In the current controversy, Congress was willing to provide just $1.37 billion in new funds for Trump’s proposed wall construction, while the president demanded nearly $6 billion. At that point, Trump declared an emergency.
Congressional oversight also prevents a president from unilaterally seizing power. National emergency declarations have no set definition or limits, making the move open to abuse. Past presidents have used emergencies to declare war and — in the case of President Franklin Roosevelt in 1942 – to intern thousands of Japanese-Americans during World War II.
Has Congress ever reversed a national emergency?
Under that 1976 act, once the president acts, the Congress is supposed to meet to decide whether to continue the emergency or to terminate it. Lawmakers can vote at any time to terminate the emergency, requiring majorities of the House and the Senate.
If the House Democratic resolution introduced Friday passes both chambers of Congress and survives a veto, the president would not be able to move money already earmarked for Department of Defense projects to fund construction of sections of a wall at the U.S.-Mexico border. But Congress has never blocked presidential action this way before.
Why do Democrats say the situation at the border isn’t a national emergency?
Trump for months has argued that he needs more than 300 additional kilometers (200 miles) of wall along the border to stanch the flow of illegal immigrants and drugs and halt human trafficking across the border.
Democrats disagree with that assessment. They argue that appropriators — the members of Congress who decide how federal money is spent — reached an agreement on border security spending that the president then signed into law, ending the threat of another government shutdown on February 15.
They point to declining numbers of illegal immigrants crossing the U.S.-Mexico border as well as the president’s failure to act legislatively when the Republican Party controlled both chambers of Congress for the first two years of his presidency.
Additionally, the president undercut his own case when he seemingly acknowledged that the “emergency” was not urgent.
“I didn’t need to do this,” Trump said in his Rose Garden press conference announcing the move. “I just want to do it faster.”
However, there are laws enacted by Congress allowing a president to move funds around when an emergency is declared. This statute says the president can “undertake military construction projects, not otherwise authorized by law that are necessary to support such use of the armed forces.”
Can it be reversed in courts instead?
This is also a possibility. Sixteen states, led by California Attorney General Xavier Becerra, have filed a lawsuit alleging the president’s move is unconstitutional. President Trump anticipated this move when announcing the emergency, predicting the lawsuit would move through U.S. courts all the way to the U.S. Supreme Court.

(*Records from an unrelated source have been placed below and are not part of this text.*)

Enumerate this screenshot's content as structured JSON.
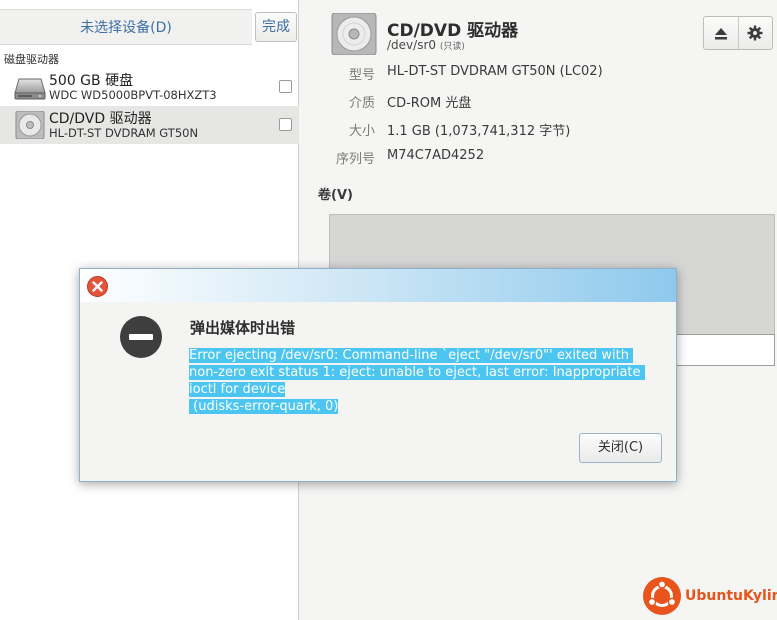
{
  "sidebar": {
    "title": "未选择设备(D)",
    "done_label": "完成",
    "section_label": "磁盘驱动器",
    "drives": [
      {
        "name": "500 GB 硬盘",
        "model": "WDC WD5000BPVT-08HXZT3",
        "icon": "hard-disk-icon",
        "selected": false
      },
      {
        "name": "CD/DVD 驱动器",
        "model": "HL-DT-ST DVDRAM GT50N",
        "icon": "optical-disc-icon",
        "selected": true
      }
    ]
  },
  "detail": {
    "title": "CD/DVD 驱动器",
    "path": "/dev/sr0",
    "readonly": "(只读)",
    "properties": [
      {
        "key": "型号",
        "value": "HL-DT-ST DVDRAM GT50N (LC02)"
      },
      {
        "key": "介质",
        "value": "CD-ROM 光盘"
      },
      {
        "key": "大小",
        "value": "1.1 GB (1,073,741,312 字节)"
      },
      {
        "key": "序列号",
        "value": "M74C7AD4252"
      }
    ],
    "volumes_label": "卷(V)",
    "eject_icon": "eject-icon",
    "settings_icon": "gear-icon"
  },
  "dialog": {
    "heading": "弹出媒体时出错",
    "message": "Error ejecting /dev/sr0: Command-line `eject \"/dev/sr0\"' exited with non-zero exit status 1: eject: unable to eject, last error: Inappropriate ioctl for device\n (udisks-error-quark, 0)",
    "close_label": "关闭(C)",
    "colors": {
      "selection": "#4cc6f0",
      "close_icon": "#e4533b"
    }
  },
  "logo": {
    "text": "UbuntuKylin",
    "color": "#e8541b"
  }
}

There is some precedent for the Supreme Court to overturn a presidential move on the basis of an emergency. The court ruled 6-3 against President Harry Truman for his 1952 move seizing control of U.S. steel factories during the Korean War. But Truman’s seizure of the factories was made under his constitutional powers, not under the basis of an emergency.
The current lawsuit’s movement through the U.S. court system would take time while a congressional resolution would move relatively quickly.

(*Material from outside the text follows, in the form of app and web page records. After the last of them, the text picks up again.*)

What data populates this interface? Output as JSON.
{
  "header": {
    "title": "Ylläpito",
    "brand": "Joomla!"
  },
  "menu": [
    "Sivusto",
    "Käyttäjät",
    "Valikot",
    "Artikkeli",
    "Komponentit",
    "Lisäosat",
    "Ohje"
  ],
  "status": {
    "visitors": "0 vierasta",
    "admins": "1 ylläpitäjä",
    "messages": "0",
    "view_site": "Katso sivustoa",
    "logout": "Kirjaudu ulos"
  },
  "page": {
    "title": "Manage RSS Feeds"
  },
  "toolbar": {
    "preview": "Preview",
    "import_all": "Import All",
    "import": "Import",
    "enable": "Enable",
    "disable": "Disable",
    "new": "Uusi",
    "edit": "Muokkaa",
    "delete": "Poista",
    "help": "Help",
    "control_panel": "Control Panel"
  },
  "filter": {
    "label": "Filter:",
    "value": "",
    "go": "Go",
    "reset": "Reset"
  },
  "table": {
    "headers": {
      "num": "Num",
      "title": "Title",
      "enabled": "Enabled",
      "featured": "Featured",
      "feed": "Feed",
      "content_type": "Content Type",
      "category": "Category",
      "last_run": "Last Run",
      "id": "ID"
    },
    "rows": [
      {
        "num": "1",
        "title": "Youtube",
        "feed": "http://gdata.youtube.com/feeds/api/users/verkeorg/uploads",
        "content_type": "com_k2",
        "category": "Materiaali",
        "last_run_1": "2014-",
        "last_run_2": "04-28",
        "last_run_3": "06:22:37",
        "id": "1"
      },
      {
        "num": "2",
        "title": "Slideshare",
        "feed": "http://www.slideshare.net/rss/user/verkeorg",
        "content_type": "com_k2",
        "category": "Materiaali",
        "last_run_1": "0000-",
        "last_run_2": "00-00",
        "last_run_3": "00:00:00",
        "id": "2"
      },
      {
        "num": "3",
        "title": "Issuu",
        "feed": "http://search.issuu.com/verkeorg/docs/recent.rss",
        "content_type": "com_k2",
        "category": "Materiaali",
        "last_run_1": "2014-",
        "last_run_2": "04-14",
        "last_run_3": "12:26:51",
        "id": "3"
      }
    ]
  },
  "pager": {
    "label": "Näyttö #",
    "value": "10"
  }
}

What are the chances of passage?
The resolution will almost certainly pass the Democratic-majority U.S. House. But it faces a much tougher road to passage in the Senate, where the Republicans hold a 53-47 seat majority. The Democrats must enlist the support of at least four Republicans in order to win passage in the Senate. Even if the measure somehow wins passage in the Senate, proponents would have to muster a two-thirds majority to override Trump’s almost certain veto.
Still, some Republican senators expressed grave concerns about Trump’s use of the emergency declaration.
“We have a crisis at our southern border, but no crisis justifies violating the Constitution,” said Senator Marco Rubio, a Florida Republican.